──────── SUPPLIED MATERIAL ────────

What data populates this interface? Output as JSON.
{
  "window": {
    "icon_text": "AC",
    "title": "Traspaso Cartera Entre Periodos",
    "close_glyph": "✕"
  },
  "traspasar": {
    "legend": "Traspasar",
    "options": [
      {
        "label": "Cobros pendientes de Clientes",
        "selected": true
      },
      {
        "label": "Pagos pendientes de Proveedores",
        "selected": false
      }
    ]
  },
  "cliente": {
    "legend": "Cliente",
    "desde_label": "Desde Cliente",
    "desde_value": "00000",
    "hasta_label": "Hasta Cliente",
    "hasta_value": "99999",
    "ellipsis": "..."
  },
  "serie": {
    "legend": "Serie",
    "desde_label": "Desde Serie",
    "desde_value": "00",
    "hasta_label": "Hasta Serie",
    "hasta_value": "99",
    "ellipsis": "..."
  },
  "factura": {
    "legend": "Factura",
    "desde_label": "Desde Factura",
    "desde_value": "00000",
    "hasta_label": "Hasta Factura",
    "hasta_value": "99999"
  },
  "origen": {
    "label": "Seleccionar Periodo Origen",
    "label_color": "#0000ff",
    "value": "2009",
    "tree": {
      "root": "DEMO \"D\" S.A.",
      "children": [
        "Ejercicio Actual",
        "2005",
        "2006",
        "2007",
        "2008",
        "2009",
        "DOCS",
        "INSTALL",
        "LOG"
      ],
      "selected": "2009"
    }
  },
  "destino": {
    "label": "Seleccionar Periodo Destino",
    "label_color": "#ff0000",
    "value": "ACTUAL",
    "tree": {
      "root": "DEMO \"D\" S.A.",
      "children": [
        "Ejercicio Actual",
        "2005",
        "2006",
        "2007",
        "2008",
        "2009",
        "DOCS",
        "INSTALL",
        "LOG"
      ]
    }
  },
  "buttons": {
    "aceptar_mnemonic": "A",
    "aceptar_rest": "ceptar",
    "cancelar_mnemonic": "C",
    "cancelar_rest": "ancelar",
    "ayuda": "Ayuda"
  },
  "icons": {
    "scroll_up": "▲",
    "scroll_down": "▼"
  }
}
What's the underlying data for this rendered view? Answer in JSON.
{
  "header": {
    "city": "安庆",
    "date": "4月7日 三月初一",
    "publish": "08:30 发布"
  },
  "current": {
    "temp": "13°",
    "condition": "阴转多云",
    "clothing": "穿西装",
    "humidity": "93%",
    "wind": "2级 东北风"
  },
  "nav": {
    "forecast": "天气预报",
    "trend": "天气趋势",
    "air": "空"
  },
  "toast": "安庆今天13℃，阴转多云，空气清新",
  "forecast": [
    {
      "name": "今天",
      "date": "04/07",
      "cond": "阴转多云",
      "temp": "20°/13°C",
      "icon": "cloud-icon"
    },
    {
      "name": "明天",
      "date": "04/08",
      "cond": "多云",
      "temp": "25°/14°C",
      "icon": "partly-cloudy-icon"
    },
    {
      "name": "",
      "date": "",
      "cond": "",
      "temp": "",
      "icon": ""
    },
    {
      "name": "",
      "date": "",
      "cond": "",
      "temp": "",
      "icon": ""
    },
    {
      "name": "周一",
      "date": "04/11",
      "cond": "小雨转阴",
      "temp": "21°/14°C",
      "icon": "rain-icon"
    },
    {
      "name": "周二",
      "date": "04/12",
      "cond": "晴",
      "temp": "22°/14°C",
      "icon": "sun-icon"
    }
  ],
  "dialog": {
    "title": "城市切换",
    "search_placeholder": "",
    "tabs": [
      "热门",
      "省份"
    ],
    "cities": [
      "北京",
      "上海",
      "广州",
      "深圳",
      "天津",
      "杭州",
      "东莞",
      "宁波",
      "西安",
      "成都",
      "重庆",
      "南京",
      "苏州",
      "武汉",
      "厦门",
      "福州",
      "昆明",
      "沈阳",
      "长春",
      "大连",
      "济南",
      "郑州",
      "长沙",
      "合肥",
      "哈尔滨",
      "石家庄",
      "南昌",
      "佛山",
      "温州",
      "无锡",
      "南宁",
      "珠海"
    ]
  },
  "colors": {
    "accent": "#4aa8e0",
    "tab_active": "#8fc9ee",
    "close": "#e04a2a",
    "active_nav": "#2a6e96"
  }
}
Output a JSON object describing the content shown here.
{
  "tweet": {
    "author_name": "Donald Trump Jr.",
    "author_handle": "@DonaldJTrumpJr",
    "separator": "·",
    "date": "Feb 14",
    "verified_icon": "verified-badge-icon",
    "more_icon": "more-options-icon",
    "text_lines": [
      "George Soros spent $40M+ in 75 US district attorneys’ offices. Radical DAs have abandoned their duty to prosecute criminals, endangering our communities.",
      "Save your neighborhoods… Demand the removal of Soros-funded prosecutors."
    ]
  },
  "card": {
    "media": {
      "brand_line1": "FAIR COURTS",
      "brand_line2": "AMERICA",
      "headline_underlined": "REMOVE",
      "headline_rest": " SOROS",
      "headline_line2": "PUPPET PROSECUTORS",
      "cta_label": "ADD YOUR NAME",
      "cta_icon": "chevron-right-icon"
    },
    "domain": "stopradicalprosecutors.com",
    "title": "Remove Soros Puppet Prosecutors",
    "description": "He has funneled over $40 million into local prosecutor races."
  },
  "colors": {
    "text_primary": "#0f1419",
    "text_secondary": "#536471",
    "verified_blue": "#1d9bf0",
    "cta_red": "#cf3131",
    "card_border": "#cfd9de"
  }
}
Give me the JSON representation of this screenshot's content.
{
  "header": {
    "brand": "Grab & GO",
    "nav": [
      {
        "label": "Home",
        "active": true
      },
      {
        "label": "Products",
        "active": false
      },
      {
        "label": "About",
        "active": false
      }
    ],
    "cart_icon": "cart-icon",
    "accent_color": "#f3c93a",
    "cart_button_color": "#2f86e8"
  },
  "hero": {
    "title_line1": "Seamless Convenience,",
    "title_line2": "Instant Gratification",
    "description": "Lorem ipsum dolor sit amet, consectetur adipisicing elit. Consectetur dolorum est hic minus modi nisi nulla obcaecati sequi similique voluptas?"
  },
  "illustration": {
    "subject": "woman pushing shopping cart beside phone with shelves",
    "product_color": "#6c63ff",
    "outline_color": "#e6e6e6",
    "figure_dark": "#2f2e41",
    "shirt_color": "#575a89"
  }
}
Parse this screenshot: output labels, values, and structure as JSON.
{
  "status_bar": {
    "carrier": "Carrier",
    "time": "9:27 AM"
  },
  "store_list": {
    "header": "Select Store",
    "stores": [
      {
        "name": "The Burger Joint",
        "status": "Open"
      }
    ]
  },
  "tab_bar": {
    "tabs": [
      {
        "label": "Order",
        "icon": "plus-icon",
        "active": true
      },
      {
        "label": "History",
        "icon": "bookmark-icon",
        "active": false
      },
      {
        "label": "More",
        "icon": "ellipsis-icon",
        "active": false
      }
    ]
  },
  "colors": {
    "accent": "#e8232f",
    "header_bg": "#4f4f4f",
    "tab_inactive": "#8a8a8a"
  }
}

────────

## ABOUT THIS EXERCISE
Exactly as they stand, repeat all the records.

## EXPECTED ANSWER
What data populates this interface? Output as JSON.
{
  "window": {
    "icon_text": "AC",
    "title": "Traspaso Cartera Entre Periodos",
    "close_glyph": "✕"
  },
  "traspasar": {
    "legend": "Traspasar",
    "options": [
      {
        "label": "Cobros pendientes de Clientes",
        "selected": true
      },
      {
        "label": "Pagos pendientes de Proveedores",
        "selected": false
      }
    ]
  },
  "cliente": {
    "legend": "Cliente",
    "desde_label": "Desde Cliente",
    "desde_value": "00000",
    "hasta_label": "Hasta Cliente",
    "hasta_value": "99999",
    "ellipsis": "..."
  },
  "serie": {
    "legend": "Serie",
    "desde_label": "Desde Serie",
    "desde_value": "00",
    "hasta_label": "Hasta Serie",
    "hasta_value": "99",
    "ellipsis": "..."
  },
  "factura": {
    "legend": "Factura",
    "desde_label": "Desde Factura",
    "desde_value": "00000",
    "hasta_label": "Hasta Factura",
    "hasta_value": "99999"
  },
  "origen": {
    "label": "Seleccionar Periodo Origen",
    "label_color": "#0000ff",
    "value": "2009",
    "tree": {
      "root": "DEMO \"D\" S.A.",
      "children": [
        "Ejercicio Actual",
        "2005",
        "2006",
        "2007",
        "2008",
        "2009",
        "DOCS",
        "INSTALL",
        "LOG"
      ],
      "selected": "2009"
    }
  },
  "destino": {
    "label": "Seleccionar Periodo Destino",
    "label_color": "#ff0000",
    "value": "ACTUAL",
    "tree": {
      "root": "DEMO \"D\" S.A.",
      "children": [
        "Ejercicio Actual",
        "2005",
        "2006",
        "2007",
        "2008",
        "2009",
        "DOCS",
        "INSTALL",
        "LOG"
      ]
    }
  },
  "buttons": {
    "aceptar_mnemonic": "A",
    "aceptar_rest": "ceptar",
    "cancelar_mnemonic": "C",
    "cancelar_rest": "ancelar",
    "ayuda": "Ayuda"
  },
  "icons": {
    "scroll_up": "▲",
    "scroll_down": "▼"
  }
}
What's the underlying data for this rendered view? Answer in JSON.
{
  "header": {
    "city": "安庆",
    "date": "4月7日 三月初一",
    "publish": "08:30 发布"
  },
  "current": {
    "temp": "13°",
    "condition": "阴转多云",
    "clothing": "穿西装",
    "humidity": "93%",
    "wind": "2级 东北风"
  },
  "nav": {
    "forecast": "天气预报",
    "trend": "天气趋势",
    "air": "空"
  },
  "toast": "安庆今天13℃，阴转多云，空气清新",
  "forecast": [
    {
      "name": "今天",
      "date": "04/07",
      "cond": "阴转多云",
      "temp": "20°/13°C",
      "icon": "cloud-icon"
    },
    {
      "name": "明天",
      "date": "04/08",
      "cond": "多云",
      "temp": "25°/14°C",
      "icon": "partly-cloudy-icon"
    },
    {
      "name": "",
      "date": "",
      "cond": "",
      "temp": "",
      "icon": ""
    },
    {
      "name": "",
      "date": "",
      "cond": "",
      "temp": "",
      "icon": ""
    },
    {
      "name": "周一",
      "date": "04/11",
      "cond": "小雨转阴",
      "temp": "21°/14°C",
      "icon": "rain-icon"
    },
    {
      "name": "周二",
      "date": "04/12",
      "cond": "晴",
      "temp": "22°/14°C",
      "icon": "sun-icon"
    }
  ],
  "dialog": {
    "title": "城市切换",
    "search_placeholder": "",
    "tabs": [
      "热门",
      "省份"
    ],
    "cities": [
      "北京",
      "上海",
      "广州",
      "深圳",
      "天津",
      "杭州",
      "东莞",
      "宁波",
      "西安",
      "成都",
      "重庆",
      "南京",
      "苏州",
      "武汉",
      "厦门",
      "福州",
      "昆明",
      "沈阳",
      "长春",
      "大连",
      "济南",
      "郑州",
      "长沙",
      "合肥",
      "哈尔滨",
      "石家庄",
      "南昌",
      "佛山",
      "温州",
      "无锡",
      "南宁",
      "珠海"
    ]
  },
  "colors": {
    "accent": "#4aa8e0",
    "tab_active": "#8fc9ee",
    "close": "#e04a2a",
    "active_nav": "#2a6e96"
  }
}
Output a JSON object describing the content shown here.
{
  "tweet": {
    "author_name": "Donald Trump Jr.",
    "author_handle": "@DonaldJTrumpJr",
    "separator": "·",
    "date": "Feb 14",
    "verified_icon": "verified-badge-icon",
    "more_icon": "more-options-icon",
    "text_lines": [
      "George Soros spent $40M+ in 75 US district attorneys’ offices. Radical DAs have abandoned their duty to prosecute criminals, endangering our communities.",
      "Save your neighborhoods… Demand the removal of Soros-funded prosecutors."
    ]
  },
  "card": {
    "media": {
      "brand_line1": "FAIR COURTS",
      "brand_line2": "AMERICA",
      "headline_underlined": "REMOVE",
      "headline_rest": " SOROS",
      "headline_line2": "PUPPET PROSECUTORS",
      "cta_label": "ADD YOUR NAME",
      "cta_icon": "chevron-right-icon"
    },
    "domain": "stopradicalprosecutors.com",
    "title": "Remove Soros Puppet Prosecutors",
    "description": "He has funneled over $40 million into local prosecutor races."
  },
  "colors": {
    "text_primary": "#0f1419",
    "text_secondary": "#536471",
    "verified_blue": "#1d9bf0",
    "cta_red": "#cf3131",
    "card_border": "#cfd9de"
  }
}
Give me the JSON representation of this screenshot's content.
{
  "header": {
    "brand": "Grab & GO",
    "nav": [
      {
        "label": "Home",
        "active": true
      },
      {
        "label": "Products",
        "active": false
      },
      {
        "label": "About",
        "active": false
      }
    ],
    "cart_icon": "cart-icon",
    "accent_color": "#f3c93a",
    "cart_button_color": "#2f86e8"
  },
  "hero": {
    "title_line1": "Seamless Convenience,",
    "title_line2": "Instant Gratification",
    "description": "Lorem ipsum dolor sit amet, consectetur adipisicing elit. Consectetur dolorum est hic minus modi nisi nulla obcaecati sequi similique voluptas?"
  },
  "illustration": {
    "subject": "woman pushing shopping cart beside phone with shelves",
    "product_color": "#6c63ff",
    "outline_color": "#e6e6e6",
    "figure_dark": "#2f2e41",
    "shirt_color": "#575a89"
  }
}
Parse this screenshot: output labels, values, and structure as JSON.
{
  "status_bar": {
    "carrier": "Carrier",
    "time": "9:27 AM"
  },
  "store_list": {
    "header": "Select Store",
    "stores": [
      {
        "name": "The Burger Joint",
        "status": "Open"
      }
    ]
  },
  "tab_bar": {
    "tabs": [
      {
        "label": "Order",
        "icon": "plus-icon",
        "active": true
      },
      {
        "label": "History",
        "icon": "bookmark-icon",
        "active": false
      },
      {
        "label": "More",
        "icon": "ellipsis-icon",
        "active": false
      }
    ]
  },
  "colors": {
    "accent": "#e8232f",
    "header_bg": "#4f4f4f",
    "tab_inactive": "#8a8a8a"
  }
}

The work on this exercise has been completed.